There are two ways to use React Flow - controlled or uncontrolled. Controlled means, that you are in control of the state of the nodes and edges. In an uncontrolled flow the state of the nodes and edges is handled by React Flow internally. In this part we will show you how to work with an uncontrolled flow.
An implementation of an uncontrolled flow is simpler, because you don't need to pass any handlers:
As you can see, we are passing
defaultEdgeOptions to define that edges are animated. This is helpful, because you can't use the
onConnect handler anymore to pass custom options to a newly created edge. Try to connect "Node B" with "Node C" and you see that the new edge is animated.
Updating Nodes and Edges

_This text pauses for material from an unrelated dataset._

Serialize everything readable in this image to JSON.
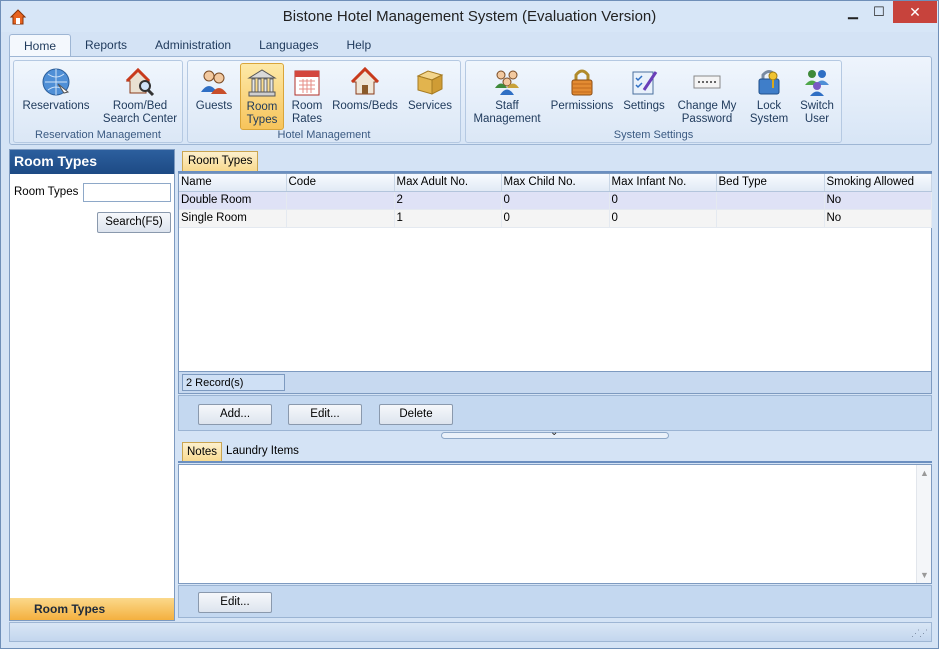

Since you don't have nodes and edges in your local state, you can't update them directly. To do so, you need to use the React Flow instance that comes with functions for updating the internal state. You can receive the instance via the
onInit callback or better by using the
useReactFlow hook. Let's create a button that adds a new node at a random position. For this, we are wrapping our flow with the
ReactFlowProvider and use the
Flow component in this example is wrapped with the
ReactFlowProvider to use the